Those who make the argument need to step back and look at what it is they actually want. Usually, what some want is a world in which there’s only One True Linux Distribution that everyone uses (so they don’t have to worry about learning about the repository system to get packages), in which case, you might want to fill in a “I want a pony” feature request. It’s not happening, it’s never going to happen, get used to it. If you either want One True Distribution or bust, then I advise you to go out and get a Mac already.
What others want is something that would actually be achievable, which is a unified system to make it easier for third parties to independently provide self-contained software packages for various distributions. This is a valid desire, and something that could be done. The error is just in imagining that the way to go about this is to force all distributions to adopt a common package format, as if that’d somehow magically solve the problem (here’s a hint: it wouldn’t).
The most appropriate way to address this problem is fairly simple. Just write a decent distribution-independent software delivery platform. There’s absolutely no reason why third parties have to deliver software to Linux users in the native package format of their distribution, and many don’t. Many just provide a tarball or a binary installer, and there’s nothing wrong with that. If you want to do it really snazzily, though, what you want to do is design the App Store for Linux, or Steam for Linux, or something like that. It would be perfectly possible to implement such a thing in such a way that the client (or multiple client apps! why not?) could be made available on all distributions. It could install everything to /opt or /usr/local in the filesystem layout of your choosing (go to town, people who want OS X-style hierarchies or whatever). There’s no reason at all for third party application delivery to be done in the same way as first party package delivery, it’s perfectly sane to have two systems.
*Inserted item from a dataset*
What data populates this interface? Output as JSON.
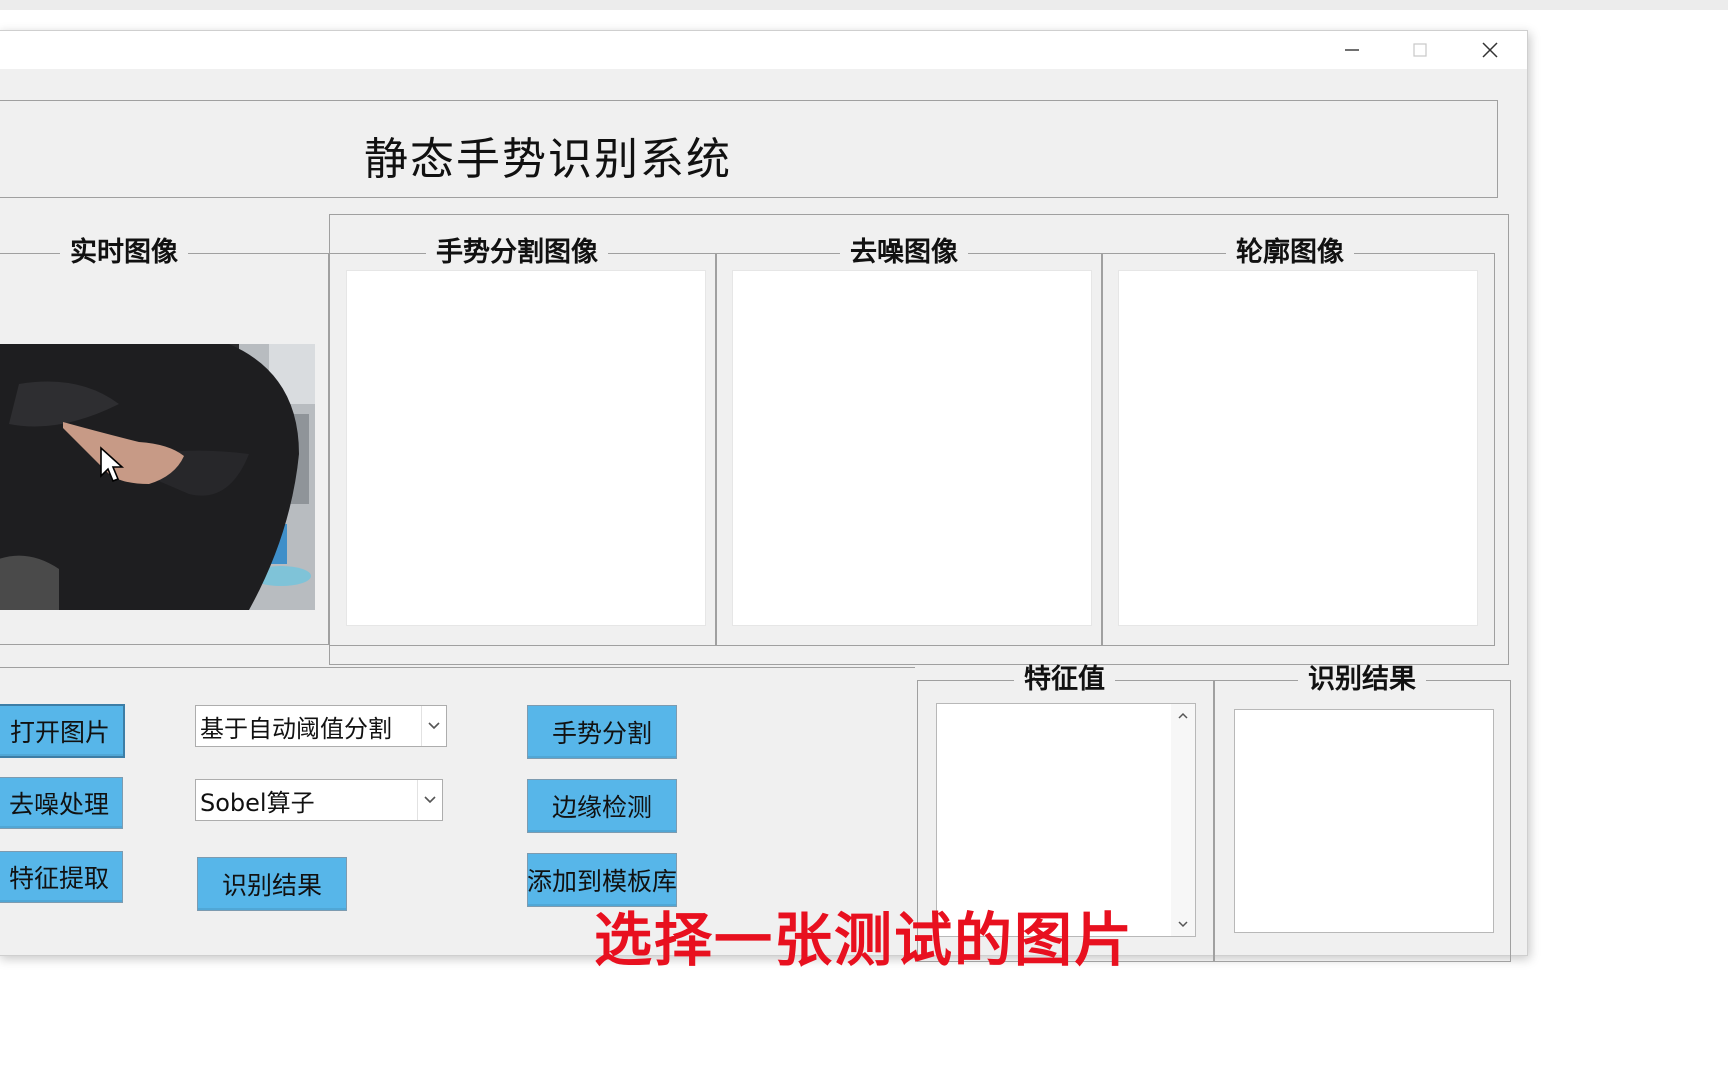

There have already been attempts to do this sort of thing, like Autopackage. Most of them have failed, probably because they weren’t very well designed or maintained. But there’s nothing intrinsically wrong with the concept. Fix up one of the existing implementations or write a new one, get some buy-in from major third-party application providers for Linux (how about Google?), and then get the users on board – shouldn’t be too hard.